Table of Contents
I The First Half Century - The Initial Struggle
II The Second Fifty Years - The Start Of Expansion
III The Third Fifty Years - Federation And The First World War
i General Conditions
ii Some Early Innovative Approaches
iii Concrete Pipes
iv Cement-fibre Pipes
v Concrete Products
vi The Birth of the Iron and Steel Industry
IV The Fourth Period - Second World War To The Present
Lithgow works (continued)
In the meantime the Eskbank Works was being operated on a reduced scale by a workers' co-operative and Sandford became its manager, after resigning from Lysaght Bros. in 1886. There is some evidence that he tried to interest John Lysaght Ltd. in purchasing the Lithgow works some time before 1900, but it is obscure whether this was before or after he retired from their service. He did, however, make a later offer in 1906-7.
Sandford eventually took over the Lithgow Works on the basis of a seven year lease of 10/- per ton output and 2/6d for financing arrangements with an option to purchase and which he subsequently exercised to take over the works, estate and colliery for £62,600.

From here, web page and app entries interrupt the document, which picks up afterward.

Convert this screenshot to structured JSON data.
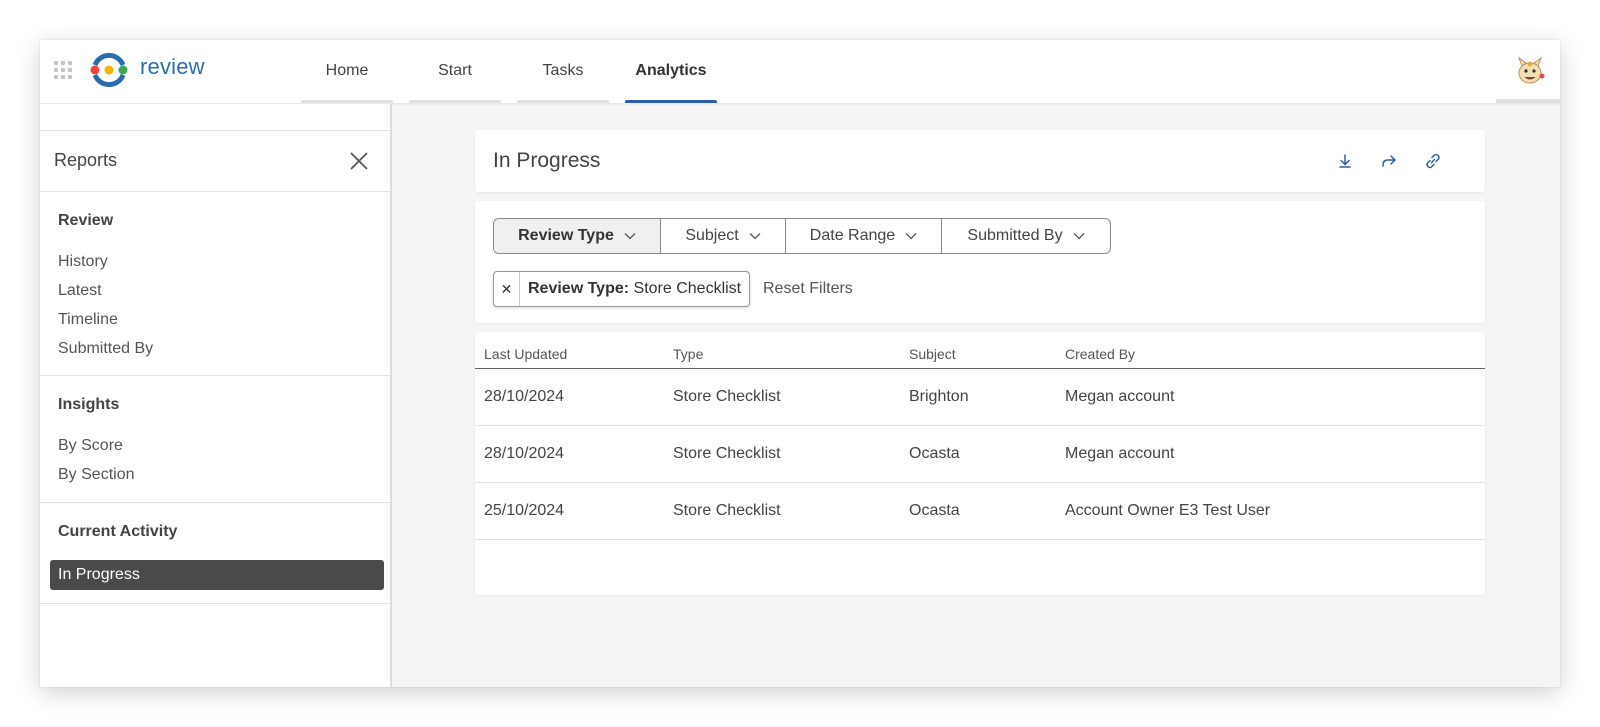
{
  "app": {
    "brand": "review"
  },
  "nav": {
    "items": [
      {
        "label": "Home"
      },
      {
        "label": "Start"
      },
      {
        "label": "Tasks"
      },
      {
        "label": "Analytics"
      }
    ],
    "active": "Analytics"
  },
  "sidebar": {
    "title": "Reports",
    "sections": [
      {
        "heading": "Review",
        "items": [
          "History",
          "Latest",
          "Timeline",
          "Submitted By"
        ]
      },
      {
        "heading": "Insights",
        "items": [
          "By Score",
          "By Section"
        ]
      },
      {
        "heading": "Current Activity",
        "items": [
          "In Progress"
        ]
      }
    ],
    "active_item": "In Progress"
  },
  "main": {
    "title": "In Progress",
    "filters": [
      "Review Type",
      "Subject",
      "Date Range",
      "Submitted By"
    ],
    "active_filter": "Review Type",
    "chip": {
      "key": "Review Type:",
      "value": "Store Checklist"
    },
    "reset_label": "Reset Filters",
    "table": {
      "columns": [
        "Last Updated",
        "Type",
        "Subject",
        "Created By"
      ],
      "rows": [
        [
          "28/10/2024",
          "Store Checklist",
          "Brighton",
          "Megan account"
        ],
        [
          "28/10/2024",
          "Store Checklist",
          "Ocasta",
          "Megan account"
        ],
        [
          "25/10/2024",
          "Store Checklist",
          "Ocasta",
          "Account Owner E3 Test User"
        ]
      ]
    }
  },
  "icons": {
    "apps": "apps-grid-icon",
    "close": "close-icon",
    "download": "download-icon",
    "share": "share-icon",
    "link": "link-icon",
    "chevron": "chevron-down-icon"
  },
  "colors": {
    "accent": "#2f5ea8",
    "brand": "#2a6cb0",
    "active_item_bg": "#4a4a4a"
  }
}
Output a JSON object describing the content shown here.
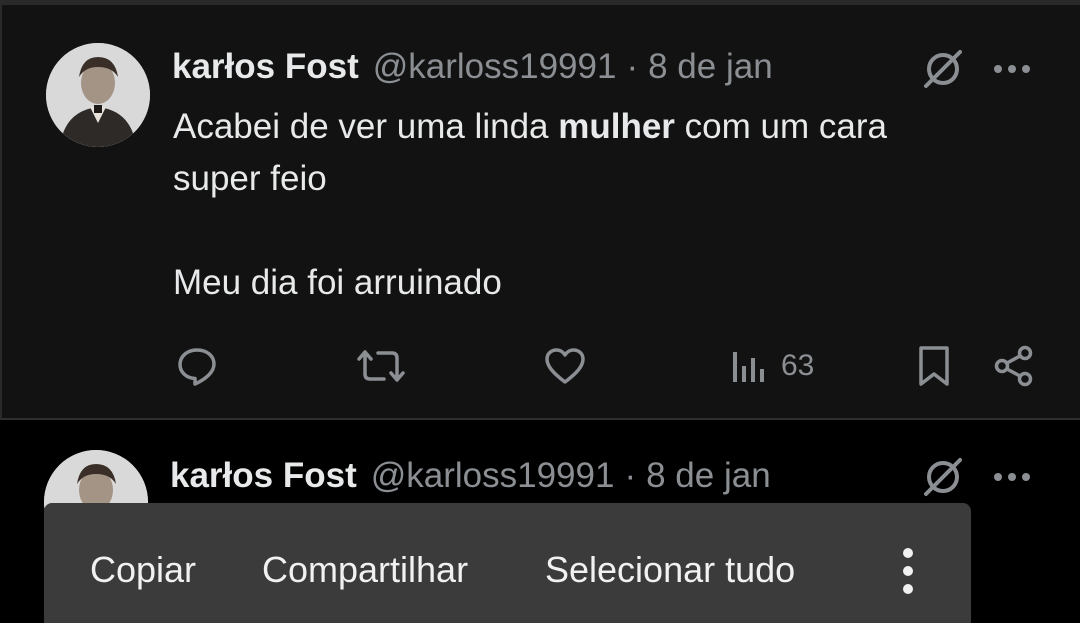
{
  "tweets": [
    {
      "name": "karłos Fost",
      "handle": "@karloss19991",
      "separator": "·",
      "time": "8 de jan",
      "body": {
        "line1_before": "Acabei de ver uma linda ",
        "line1_bold": "mulher",
        "line1_after": " com um cara",
        "line2": "super feio",
        "line3": "Meu dia foi arruinado"
      },
      "views": "63"
    },
    {
      "name": "karłos Fost",
      "handle": "@karloss19991",
      "separator": "·",
      "time": "8 de jan"
    }
  ],
  "context_menu": {
    "items": [
      "Copiar",
      "Compartilhar",
      "Selecionar tudo"
    ]
  },
  "icons": {
    "grok": "grok-icon",
    "more": "more-horizontal-icon",
    "reply": "reply-icon",
    "retweet": "retweet-icon",
    "like": "heart-icon",
    "views": "views-icon",
    "bookmark": "bookmark-icon",
    "share": "share-icon",
    "menu_more": "more-vertical-icon"
  },
  "colors": {
    "background": "#000000",
    "tweet_background": "#121212",
    "text": "#e7e9ea",
    "secondary_text": "#8b8f93",
    "menu_background": "#3b3b3b"
  }
}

At the time of the original lease, the Lithgow works consisted of six puddling furnaces, one ball furnace, two mill furnaces, steam hammer and 475 mm mill. A sheet rolling mill was installed in 1894 and a steel furnace in 1900, the first cast of steel in Australia being accomplished in the same year. He had also put in two cupola foundry furnaces which were used to re-melt pig iron that had been 'at grass' when he took over the plant. The Siemens-Martin furnace installed for steel production, however, held only about five tonnes metal and was ridiculously small for the expected use.
Oct. 1901. The works as then existing were under offer to a London Syndicate for £50,000 in shares, the Company to pay a royalty of 9d per ton of coal used and to provide a working capital of £250,000.

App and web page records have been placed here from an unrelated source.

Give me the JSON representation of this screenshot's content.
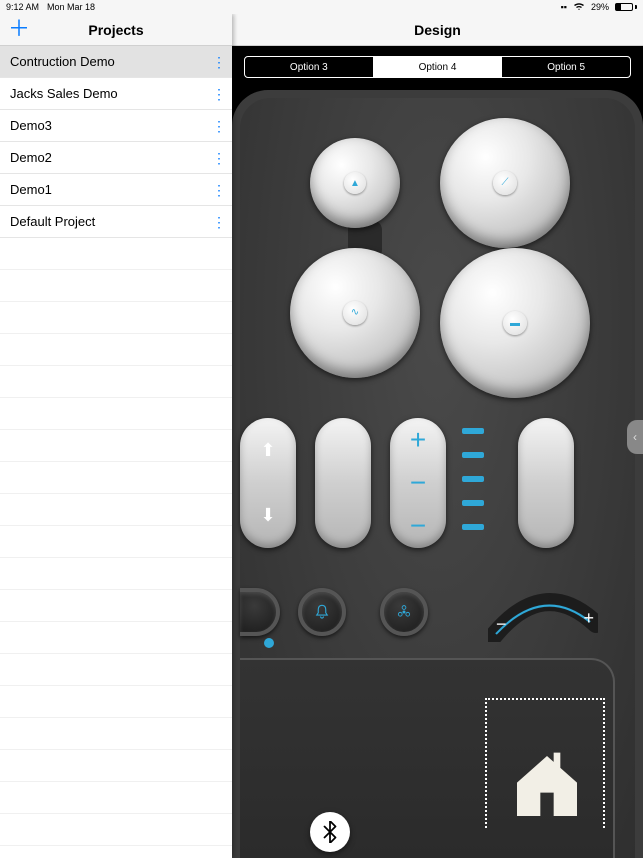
{
  "status": {
    "time": "9:12 AM",
    "date": "Mon Mar 18",
    "signal": "▪▪",
    "wifi": "᯾",
    "battery_pct": "29%"
  },
  "sidebar": {
    "title": "Projects",
    "add_glyph": "＋",
    "items": [
      {
        "label": "Contruction Demo",
        "selected": true
      },
      {
        "label": "Jacks Sales Demo",
        "selected": false
      },
      {
        "label": "Demo3",
        "selected": false
      },
      {
        "label": "Demo2",
        "selected": false
      },
      {
        "label": "Demo1",
        "selected": false
      },
      {
        "label": "Default Project",
        "selected": false
      }
    ],
    "menu_glyph": "⋮"
  },
  "main": {
    "title": "Design",
    "tabs": [
      {
        "label": "Option 3",
        "active": false
      },
      {
        "label": "Option 4",
        "active": true
      },
      {
        "label": "Option 5",
        "active": false
      }
    ]
  },
  "controls": {
    "knob1_glyph": "▲",
    "knob2_glyph": "⟋",
    "knob3_glyph": "∿",
    "knob4_glyph": "▬",
    "up_arrow": "⬆",
    "down_arrow": "⬇",
    "plus_big": "+",
    "minus_big": "−",
    "bell": "△",
    "fan": "❋",
    "arc_minus": "−",
    "arc_plus": "+",
    "bluetooth": "ᛒ",
    "drawer": "‹"
  }
}
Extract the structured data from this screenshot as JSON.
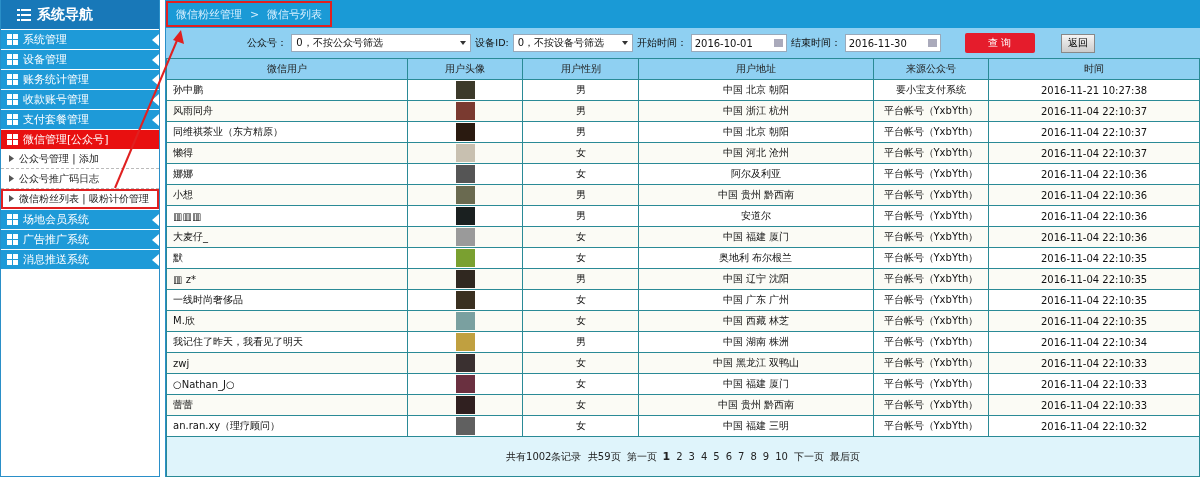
{
  "sidebar": {
    "title": "系统导航",
    "items": [
      {
        "label": "系统管理",
        "selected": false
      },
      {
        "label": "设备管理",
        "selected": false
      },
      {
        "label": "账务统计管理",
        "selected": false
      },
      {
        "label": "收款账号管理",
        "selected": false
      },
      {
        "label": "支付套餐管理",
        "selected": false
      },
      {
        "label": "微信管理[公众号]",
        "selected": true,
        "expanded": true,
        "children": [
          {
            "label": "公众号管理 | 添加",
            "annotated": false
          },
          {
            "label": "公众号推广码日志",
            "annotated": false
          },
          {
            "label": "微信粉丝列表 | 吸粉计价管理",
            "annotated": true
          }
        ]
      },
      {
        "label": "场地会员系统",
        "selected": false
      },
      {
        "label": "广告推广系统",
        "selected": false
      },
      {
        "label": "消息推送系统",
        "selected": false
      }
    ]
  },
  "breadcrumb": {
    "items": [
      "微信粉丝管理",
      "微信号列表"
    ],
    "separator": ">",
    "annotated": true
  },
  "filters": {
    "account_label": "公众号：",
    "account_value": "0，不按公众号筛选",
    "device_label": "设备ID:",
    "device_value": "0，不按设备号筛选",
    "start_label": "开始时间：",
    "start_value": "2016-10-01",
    "end_label": "结束时间：",
    "end_value": "2016-11-30",
    "search_button": "查 询",
    "back_button": "返回"
  },
  "table": {
    "columns": [
      "微信用户",
      "用户头像",
      "用户性别",
      "用户地址",
      "来源公众号",
      "时间"
    ],
    "rows": [
      {
        "user": "孙中鹏",
        "gender": "男",
        "address": "中国 北京 朝阳",
        "source": "要小宝支付系统",
        "time": "2016-11-21 10:27:38"
      },
      {
        "user": "风雨同舟",
        "gender": "男",
        "address": "中国 浙江 杭州",
        "source": "平台帐号（YxbYth）",
        "time": "2016-11-04 22:10:37"
      },
      {
        "user": "同维祺茶业（东方精原）",
        "gender": "男",
        "address": "中国 北京 朝阳",
        "source": "平台帐号（YxbYth）",
        "time": "2016-11-04 22:10:37"
      },
      {
        "user": "懒得",
        "gender": "女",
        "address": "中国 河北 沧州",
        "source": "平台帐号（YxbYth）",
        "time": "2016-11-04 22:10:37"
      },
      {
        "user": "娜娜",
        "gender": "女",
        "address": "阿尔及利亚",
        "source": "平台帐号（YxbYth）",
        "time": "2016-11-04 22:10:36"
      },
      {
        "user": "小想",
        "gender": "男",
        "address": "中国 贵州 黔西南",
        "source": "平台帐号（YxbYth）",
        "time": "2016-11-04 22:10:36"
      },
      {
        "user": "▥▥▥",
        "gender": "男",
        "address": "安道尔",
        "source": "平台帐号（YxbYth）",
        "time": "2016-11-04 22:10:36"
      },
      {
        "user": "大麦仔_",
        "gender": "女",
        "address": "中国 福建 厦门",
        "source": "平台帐号（YxbYth）",
        "time": "2016-11-04 22:10:36"
      },
      {
        "user": "默",
        "gender": "女",
        "address": "奥地利 布尔根兰",
        "source": "平台帐号（YxbYth）",
        "time": "2016-11-04 22:10:35"
      },
      {
        "user": "▥ z*",
        "gender": "男",
        "address": "中国 辽宁 沈阳",
        "source": "平台帐号（YxbYth）",
        "time": "2016-11-04 22:10:35"
      },
      {
        "user": "一线时尚奢侈品",
        "gender": "女",
        "address": "中国 广东 广州",
        "source": "平台帐号（YxbYth）",
        "time": "2016-11-04 22:10:35"
      },
      {
        "user": "M.欣",
        "gender": "女",
        "address": "中国 西藏 林芝",
        "source": "平台帐号（YxbYth）",
        "time": "2016-11-04 22:10:35"
      },
      {
        "user": "我记住了昨天，我看见了明天",
        "gender": "男",
        "address": "中国 湖南 株洲",
        "source": "平台帐号（YxbYth）",
        "time": "2016-11-04 22:10:34"
      },
      {
        "user": "zwj",
        "gender": "女",
        "address": "中国 黑龙江 双鸭山",
        "source": "平台帐号（YxbYth）",
        "time": "2016-11-04 22:10:33"
      },
      {
        "user": "○Nathan_J○",
        "gender": "女",
        "address": "中国 福建 厦门",
        "source": "平台帐号（YxbYth）",
        "time": "2016-11-04 22:10:33"
      },
      {
        "user": "蕾蕾",
        "gender": "女",
        "address": "中国 贵州 黔西南",
        "source": "平台帐号（YxbYth）",
        "time": "2016-11-04 22:10:33"
      },
      {
        "user": "an.ran.xy（理疗顾问）",
        "gender": "女",
        "address": "中国 福建 三明",
        "source": "平台帐号（YxbYth）",
        "time": "2016-11-04 22:10:32"
      }
    ]
  },
  "pagination": {
    "summary": "共有1002条记录  共59页",
    "first": "第一页",
    "pages": [
      {
        "label": "1",
        "selected": true
      },
      {
        "label": "2",
        "selected": false
      },
      {
        "label": "3",
        "selected": false
      },
      {
        "label": "4",
        "selected": false
      },
      {
        "label": "5",
        "selected": false
      },
      {
        "label": "6",
        "selected": false
      },
      {
        "label": "7",
        "selected": false
      },
      {
        "label": "8",
        "selected": false
      },
      {
        "label": "9",
        "selected": false
      },
      {
        "label": "10",
        "selected": false
      }
    ],
    "next": "下一页",
    "last": "最后页"
  }
}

The blast furnace referred to above, probably had a capacity of up to 800 tonnes per week but at that size, was probably the largest in the southern hemisphere. It was blown-in in 1907, at a time when Sandford appeared to be facing a critical financial crisis and when he was troubled with obtaining sufficiently low cost raw materials, with a lack of tariff protection and with a financial burden compounded by the new blast furance costs greatly exceeding estimates. By the middle of 1907, W. Sandford Ltd. had a bank overdraft of £128,000.
Organisations in Australian Science at Work - Eskbank Ironworks Co.; John Lysaght Ltd; Lysaght Bros. & Co. Pty Ltd; W. Sandford Ltd
People in Bright Sparcs - Lysaght, John; Sandford, W.
© 1988 Print Edition pages 870 - 871, Online Edition 2000
Published by Australian Science and Technology Heritage Centre, using the Web Academic Resource Publisher